• **WORK TO COMPLETE**
Only the count should appear in your answer: how many lines of the data below contain the word "Velenje"?

══════════════════════════════

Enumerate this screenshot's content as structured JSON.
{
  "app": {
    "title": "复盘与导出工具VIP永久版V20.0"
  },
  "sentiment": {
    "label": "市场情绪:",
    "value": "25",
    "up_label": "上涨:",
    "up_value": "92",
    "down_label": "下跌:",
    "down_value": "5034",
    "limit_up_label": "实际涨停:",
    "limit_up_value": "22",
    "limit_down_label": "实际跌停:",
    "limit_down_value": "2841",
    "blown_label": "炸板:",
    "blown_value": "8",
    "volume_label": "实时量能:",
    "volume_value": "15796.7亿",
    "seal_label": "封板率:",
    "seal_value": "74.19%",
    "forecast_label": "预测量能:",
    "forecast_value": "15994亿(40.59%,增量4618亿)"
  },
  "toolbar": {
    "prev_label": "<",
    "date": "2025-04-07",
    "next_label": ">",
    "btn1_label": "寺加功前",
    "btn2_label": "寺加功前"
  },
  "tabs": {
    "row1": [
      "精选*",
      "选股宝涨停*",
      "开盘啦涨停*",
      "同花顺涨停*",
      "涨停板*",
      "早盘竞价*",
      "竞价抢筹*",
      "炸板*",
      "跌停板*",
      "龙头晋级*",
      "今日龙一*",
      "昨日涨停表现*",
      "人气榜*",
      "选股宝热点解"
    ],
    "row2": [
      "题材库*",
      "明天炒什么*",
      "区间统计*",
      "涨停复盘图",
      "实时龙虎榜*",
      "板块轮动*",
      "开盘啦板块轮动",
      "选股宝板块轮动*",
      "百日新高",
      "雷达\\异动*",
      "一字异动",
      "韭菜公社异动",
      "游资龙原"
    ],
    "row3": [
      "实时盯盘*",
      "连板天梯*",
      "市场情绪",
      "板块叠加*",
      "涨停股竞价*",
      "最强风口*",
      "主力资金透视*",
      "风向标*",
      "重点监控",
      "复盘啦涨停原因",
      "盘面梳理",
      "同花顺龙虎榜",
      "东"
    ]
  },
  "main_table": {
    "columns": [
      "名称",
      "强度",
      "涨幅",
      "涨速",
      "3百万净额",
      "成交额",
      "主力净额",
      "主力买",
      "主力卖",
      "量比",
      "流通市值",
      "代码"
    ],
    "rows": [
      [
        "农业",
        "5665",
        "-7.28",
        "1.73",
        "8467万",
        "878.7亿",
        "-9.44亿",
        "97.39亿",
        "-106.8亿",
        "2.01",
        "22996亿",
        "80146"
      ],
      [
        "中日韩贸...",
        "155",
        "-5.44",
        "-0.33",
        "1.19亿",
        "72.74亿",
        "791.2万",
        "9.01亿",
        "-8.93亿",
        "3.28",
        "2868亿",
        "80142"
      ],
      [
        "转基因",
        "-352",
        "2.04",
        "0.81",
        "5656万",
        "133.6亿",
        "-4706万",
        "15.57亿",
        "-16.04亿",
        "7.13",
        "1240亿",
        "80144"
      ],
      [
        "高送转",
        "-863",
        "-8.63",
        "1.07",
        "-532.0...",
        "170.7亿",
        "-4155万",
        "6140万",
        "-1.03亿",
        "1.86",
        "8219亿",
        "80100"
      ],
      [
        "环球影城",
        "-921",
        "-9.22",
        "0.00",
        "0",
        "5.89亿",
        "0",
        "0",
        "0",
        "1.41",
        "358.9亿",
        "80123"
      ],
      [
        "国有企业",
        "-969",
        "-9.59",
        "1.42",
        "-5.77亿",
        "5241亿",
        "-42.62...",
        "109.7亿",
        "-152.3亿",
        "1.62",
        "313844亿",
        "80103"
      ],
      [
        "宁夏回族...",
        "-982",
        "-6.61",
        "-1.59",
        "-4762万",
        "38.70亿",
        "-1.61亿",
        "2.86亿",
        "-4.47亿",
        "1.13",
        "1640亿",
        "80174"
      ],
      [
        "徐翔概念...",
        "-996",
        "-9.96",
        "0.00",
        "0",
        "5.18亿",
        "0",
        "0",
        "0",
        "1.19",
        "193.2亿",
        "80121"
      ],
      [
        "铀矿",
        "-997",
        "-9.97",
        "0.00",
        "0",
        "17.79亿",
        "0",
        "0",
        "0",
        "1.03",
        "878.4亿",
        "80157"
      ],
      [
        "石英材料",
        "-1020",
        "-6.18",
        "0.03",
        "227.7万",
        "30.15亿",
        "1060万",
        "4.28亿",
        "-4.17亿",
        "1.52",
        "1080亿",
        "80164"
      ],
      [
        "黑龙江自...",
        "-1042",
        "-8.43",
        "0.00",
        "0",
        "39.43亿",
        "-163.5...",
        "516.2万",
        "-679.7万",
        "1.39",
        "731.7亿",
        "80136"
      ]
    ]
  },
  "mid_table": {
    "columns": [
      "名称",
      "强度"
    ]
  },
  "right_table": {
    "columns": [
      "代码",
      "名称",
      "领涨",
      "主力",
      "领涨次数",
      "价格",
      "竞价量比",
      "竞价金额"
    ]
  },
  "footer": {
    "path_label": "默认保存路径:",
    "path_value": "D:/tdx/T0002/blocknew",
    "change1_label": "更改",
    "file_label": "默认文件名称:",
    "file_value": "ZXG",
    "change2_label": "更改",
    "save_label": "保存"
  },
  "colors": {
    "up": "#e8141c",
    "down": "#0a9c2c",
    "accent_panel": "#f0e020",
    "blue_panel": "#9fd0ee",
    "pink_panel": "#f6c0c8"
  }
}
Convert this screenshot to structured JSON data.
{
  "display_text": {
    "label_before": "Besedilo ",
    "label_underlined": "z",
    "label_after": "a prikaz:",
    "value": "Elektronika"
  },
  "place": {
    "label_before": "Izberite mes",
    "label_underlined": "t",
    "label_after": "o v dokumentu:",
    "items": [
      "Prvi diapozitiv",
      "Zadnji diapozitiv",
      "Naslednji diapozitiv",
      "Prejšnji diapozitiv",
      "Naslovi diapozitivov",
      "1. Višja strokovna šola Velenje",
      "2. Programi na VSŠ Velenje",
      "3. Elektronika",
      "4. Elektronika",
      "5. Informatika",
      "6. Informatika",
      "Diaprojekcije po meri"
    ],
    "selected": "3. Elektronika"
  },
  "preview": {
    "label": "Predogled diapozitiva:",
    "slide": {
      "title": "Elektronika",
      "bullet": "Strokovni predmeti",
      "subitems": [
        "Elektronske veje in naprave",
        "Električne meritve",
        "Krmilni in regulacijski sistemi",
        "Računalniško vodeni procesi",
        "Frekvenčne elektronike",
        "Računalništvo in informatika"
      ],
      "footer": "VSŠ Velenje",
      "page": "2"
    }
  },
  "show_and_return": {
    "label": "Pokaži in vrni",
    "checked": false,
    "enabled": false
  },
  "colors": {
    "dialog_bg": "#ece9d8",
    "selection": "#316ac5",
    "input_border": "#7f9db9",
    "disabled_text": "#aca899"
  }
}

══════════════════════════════

• **ANSWER TO THIS PROBLEM**
3